What is the Congressional Research Service (CRS)?
The Congressional Research Service (CRS), a federal legislative branch agency located within the Library of Congress, serves as shared staff exclusively to congressional committees and Members of Congress. CRS experts assist at every stage of the legislative process — from the early considerations that precede bill drafting, through committee hearings and floor debate, to the oversight of enacted laws and various agency activities.
CRS approaches complex topics from a variety of perspectives and examines all sides of an issue. Staff members analyze current policies and present the impact of proposed policy alternatives. CRS services come in many forms:
With public policy issues growing more complex, the need for insightful and comprehensive analysis has become vital. Congress relies on CRS to marshal interdisciplinary resources, encourage critical thinking and create innovative frameworks to help legislators form sound policies, reach decisions on a host of difficult issues and address their constituents’ concerns and needs. These decisions will guide and shape the nation today and for generations to come.
What are CRS reports?
CRS reports provide Congress with both anticipatory and on-demand research and analysis to support their legislative, oversight, and representational duties. All reports adhere to the core values of CRS; they are authoritative, objective and nonpartisan. Reports range in length from several pages to more than one-hundred pages and cover the full breadth of topics of interest to Congress.

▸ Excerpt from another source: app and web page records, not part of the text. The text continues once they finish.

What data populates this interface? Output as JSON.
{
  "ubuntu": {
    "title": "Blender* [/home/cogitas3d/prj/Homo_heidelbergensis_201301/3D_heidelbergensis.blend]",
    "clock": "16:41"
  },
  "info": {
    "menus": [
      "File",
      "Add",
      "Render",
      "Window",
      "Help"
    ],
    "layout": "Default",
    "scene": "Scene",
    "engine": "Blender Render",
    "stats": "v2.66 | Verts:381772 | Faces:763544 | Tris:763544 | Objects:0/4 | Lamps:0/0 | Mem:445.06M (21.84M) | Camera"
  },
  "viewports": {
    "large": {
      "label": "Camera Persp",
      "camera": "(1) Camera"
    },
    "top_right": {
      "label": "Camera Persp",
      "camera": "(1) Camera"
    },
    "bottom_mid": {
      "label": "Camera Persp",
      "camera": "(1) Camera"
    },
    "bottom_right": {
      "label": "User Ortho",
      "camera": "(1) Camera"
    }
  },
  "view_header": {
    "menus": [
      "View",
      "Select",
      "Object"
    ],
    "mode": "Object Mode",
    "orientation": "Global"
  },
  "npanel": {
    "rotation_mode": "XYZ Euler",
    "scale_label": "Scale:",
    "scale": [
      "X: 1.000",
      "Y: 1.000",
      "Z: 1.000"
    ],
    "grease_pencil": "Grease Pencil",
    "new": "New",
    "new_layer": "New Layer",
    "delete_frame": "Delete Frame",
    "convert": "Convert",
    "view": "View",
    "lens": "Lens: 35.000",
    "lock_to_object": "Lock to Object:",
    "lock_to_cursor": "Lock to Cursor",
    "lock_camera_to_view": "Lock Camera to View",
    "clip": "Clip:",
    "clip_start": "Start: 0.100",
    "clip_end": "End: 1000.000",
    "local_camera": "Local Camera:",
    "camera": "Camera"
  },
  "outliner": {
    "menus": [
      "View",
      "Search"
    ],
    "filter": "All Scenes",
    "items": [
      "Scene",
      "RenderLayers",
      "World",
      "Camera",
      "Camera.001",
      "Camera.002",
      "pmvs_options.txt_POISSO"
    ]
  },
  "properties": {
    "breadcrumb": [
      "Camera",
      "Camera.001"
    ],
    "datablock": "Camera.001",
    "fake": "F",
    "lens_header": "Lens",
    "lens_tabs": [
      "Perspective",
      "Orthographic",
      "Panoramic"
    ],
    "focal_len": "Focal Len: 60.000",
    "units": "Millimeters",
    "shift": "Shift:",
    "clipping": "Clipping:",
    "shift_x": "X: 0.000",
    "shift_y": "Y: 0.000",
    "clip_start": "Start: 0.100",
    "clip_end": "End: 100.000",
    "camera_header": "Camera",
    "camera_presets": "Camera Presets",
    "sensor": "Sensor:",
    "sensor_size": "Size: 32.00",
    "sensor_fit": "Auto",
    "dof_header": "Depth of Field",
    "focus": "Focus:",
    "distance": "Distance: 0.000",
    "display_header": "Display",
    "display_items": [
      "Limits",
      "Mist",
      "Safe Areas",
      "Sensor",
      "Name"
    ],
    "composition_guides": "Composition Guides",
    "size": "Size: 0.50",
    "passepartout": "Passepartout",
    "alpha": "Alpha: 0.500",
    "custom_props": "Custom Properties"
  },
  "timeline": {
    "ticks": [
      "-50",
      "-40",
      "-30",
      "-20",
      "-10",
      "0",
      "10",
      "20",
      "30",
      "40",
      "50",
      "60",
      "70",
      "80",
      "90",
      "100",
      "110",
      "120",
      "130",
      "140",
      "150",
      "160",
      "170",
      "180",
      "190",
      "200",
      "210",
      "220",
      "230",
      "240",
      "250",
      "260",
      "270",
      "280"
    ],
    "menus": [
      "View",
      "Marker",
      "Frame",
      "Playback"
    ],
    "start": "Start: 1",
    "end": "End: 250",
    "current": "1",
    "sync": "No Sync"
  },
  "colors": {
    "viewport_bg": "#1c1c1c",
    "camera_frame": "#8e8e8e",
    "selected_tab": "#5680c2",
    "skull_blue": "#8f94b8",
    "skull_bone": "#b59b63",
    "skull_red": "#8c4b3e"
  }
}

What sorts of reports does the CRS produce?
All sorts of things: weapons, terrorism, environment, education, security, law enforcement, health care, education. For examples, see https://fas.org/sgp/crs/.